encouragement, particularly for her therapists.
Tetyana is a 52-year-old female who acquired a spinal cord injury two
years ago and arrived at Agape in a depressed state. While we all
witnessed her progress during rehab, none of us understood the full
impact on her life until she wrote back upon returning home. Here are
“A MIRACLE happened to me! I was depressed for two years. And now
I feel happy every day! My trip to Agape inspired this. Two months ago,
I sabotaged my first trip with a broken leg. As soon as the cast was
removed, my daughter asked me if I really wanted to go to rehab. She
always said, “I’m ready to help, but if you don’t take responsibility
for your life, I’m powerless to do it for you.” I decided to go.
It was three wonderful weeks. Above all, I wanted to learn how to
transfer to a wheelchair without help. Weak muscles did not allow me to
do it skillfully. But when my therapists gave me a special board for
transfers, I felt like a hero. I even learned how to get into a car.
I also learned to self-catheterize. In my condition, this is a
vital procedure. You can’t imagine how happy I was that I didn’t have to
call someone for help all the time, and the Agape employees rejoiced
I returned home with the feeling that I will be able to overcome
my fears and insecurities. And on the first day after my arrival, I
began making adjustments for my independence. I bought a light fixture
that I can turn on from bed with a remote. We rearranged the furniture
so that it would be more convenient for me to move around the apartment
in a wheelchair.
The next day, for the first time since my injury, I completed my
morning routine on my own, transferred to the wheelchair, made tea, set
the table and invited my daughter to breakfast. I even washed the
Recently, the roles have shifted in our family. My daughter took
care of me for a long time. And now everything has fallen into its
rightful place. I am a real, loving mother! I cook her favorite dishes,
which she missed so much. I support her and make her happy with her
I believe that my good mood, which I ignited in Agape, will stay with me forever!
I thank God that he did not leave me and again gave me a thirst for life!”
When we provide rehabilitation for our patients, we have the
privilege to give them increased independence, hope, and life. And we
get to share the love of Christ with them as well. What a joy!
Below are a few recent pictures from rehabilitation.
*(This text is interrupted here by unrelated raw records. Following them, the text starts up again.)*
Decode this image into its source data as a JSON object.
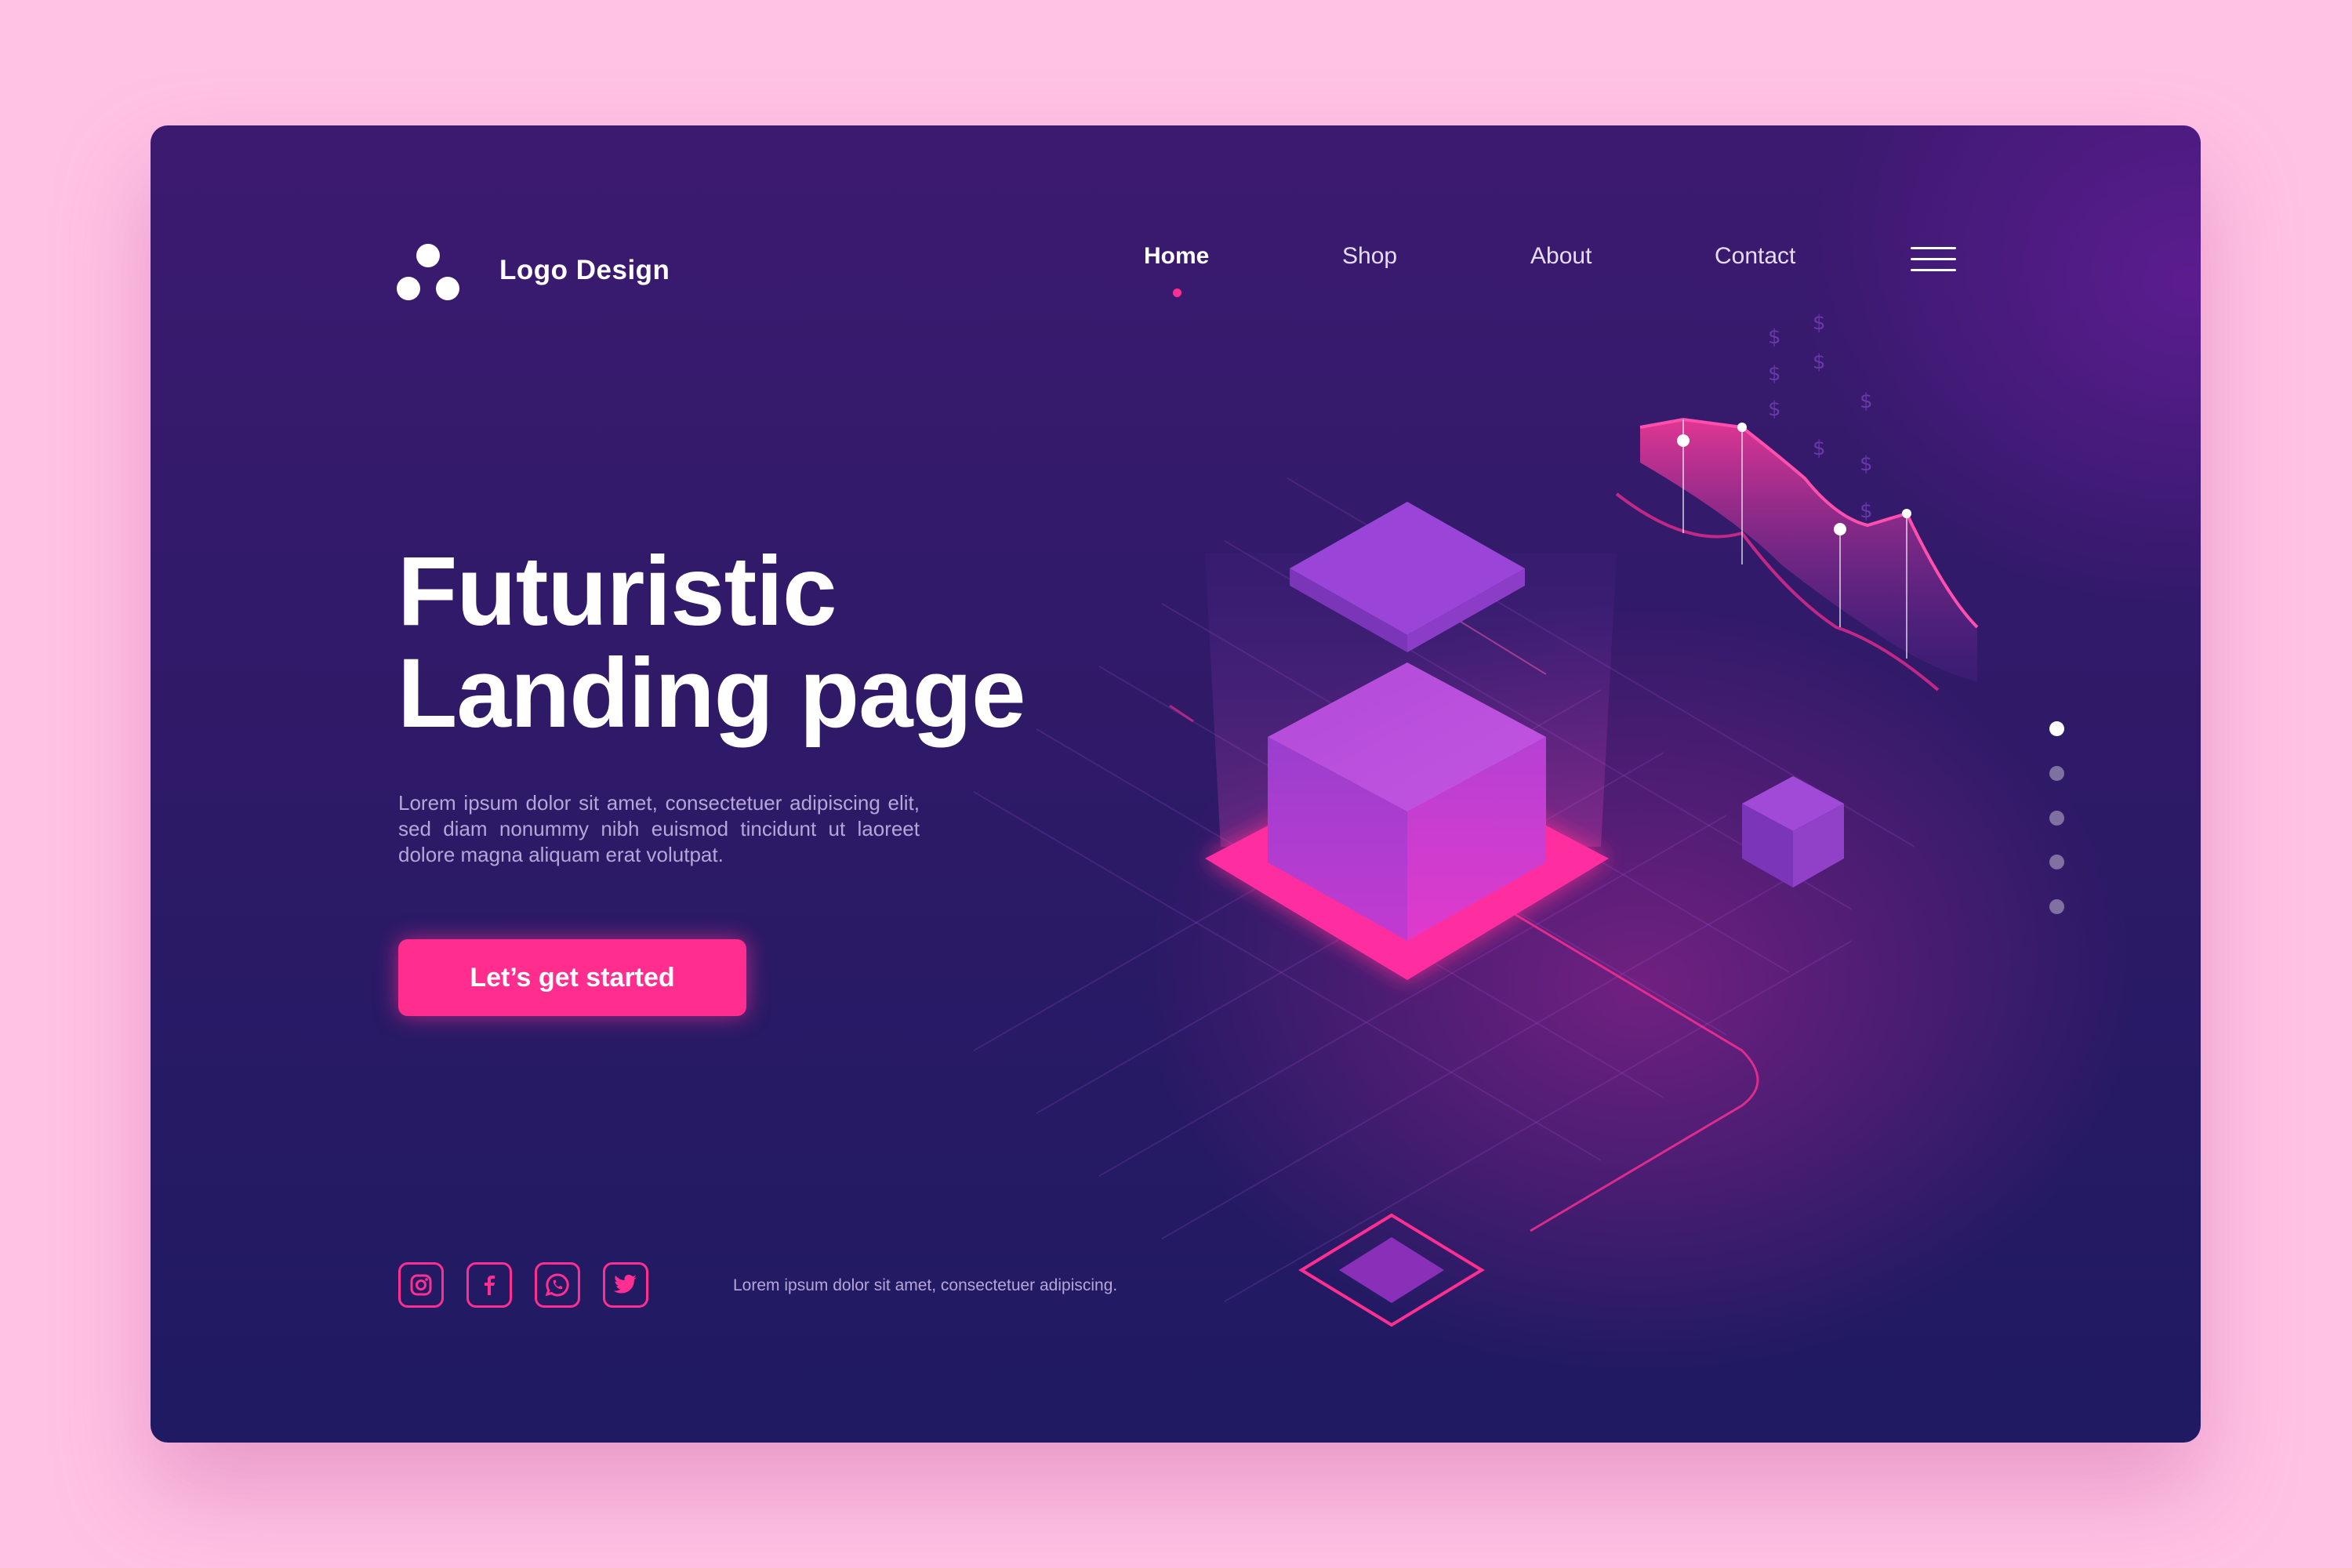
{
  "logo": {
    "text": "Logo Design",
    "icon": "three-circles-logo-icon"
  },
  "nav": {
    "items": [
      {
        "label": "Home",
        "active": true
      },
      {
        "label": "Shop",
        "active": false
      },
      {
        "label": "About",
        "active": false
      },
      {
        "label": "Contact",
        "active": false
      }
    ],
    "menu_icon": "hamburger-icon"
  },
  "hero": {
    "title_line1": "Futuristic",
    "title_line2": "Landing page",
    "description": "Lorem ipsum dolor sit amet, consectetuer adipiscing elit, sed diam nonummy nibh euismod tincidunt ut laoreet dolore magna aliquam erat volutpat.",
    "cta_label": "Let’s get started"
  },
  "socials": [
    {
      "icon": "instagram-icon"
    },
    {
      "icon": "facebook-icon"
    },
    {
      "icon": "whatsapp-icon"
    },
    {
      "icon": "twitter-icon"
    }
  ],
  "footer": {
    "text": "Lorem ipsum dolor sit amet, consectetuer adipiscing."
  },
  "pagination": {
    "total": 5,
    "active_index": 0
  },
  "colors": {
    "page_background": "#ffc2e4",
    "card_background": "#2f1a68",
    "accent": "#ff2d8d",
    "text_primary": "#ffffff",
    "text_muted": "#b6a6d8"
  }
}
Among our
current patients are five soldiers (all with spinal cord injuries) and
one civilian wounded in the war.
(Click on the images to expand.)
Men from Agape continue to make 2-3 trips per month to deliver humanitarian aid to the Kherson region. They have made a total of 17 trips in 2023. The area also experienced flooding after the dam explosion earlier this summer and they are still under near constant shelling. Most of the villages continue to be without water and electricity and the residents depend on the aid delivered by volunteers. Many of the residents are elderly and/or have a disability. They are very grateful for the help of volunteers such as our men from Agape.
Construction of the Resource Center continues on the territory of the Agape Rehabilitation Complex. Each time the builders complete another floor, we hold our employee meeting for that week on the construction site for prayer. In the picture below, we are standing on the ground floor and below us is the bomb shelter.
The ground floor will be used to store large equipment, such as electric and standard wheelchairs, hospital beds, etc. This floor is now also complete and the second and final above-ground floor is being built. It will be used for storage of smaller items, such as diapers, non-perishable food items, hygiene products, etc. The builders say they can get the roof on before winter if there are adequate finances to purchase the needed materials.
None of us knows what tomorrow holds, no matter where we live. I am thankful for the privilege to be in Ukraine at this time and for the God-given opportunities to trust His plan both for my life and for the people and nation of Ukraine.
From Carrie’s blog. Published Oct. 23.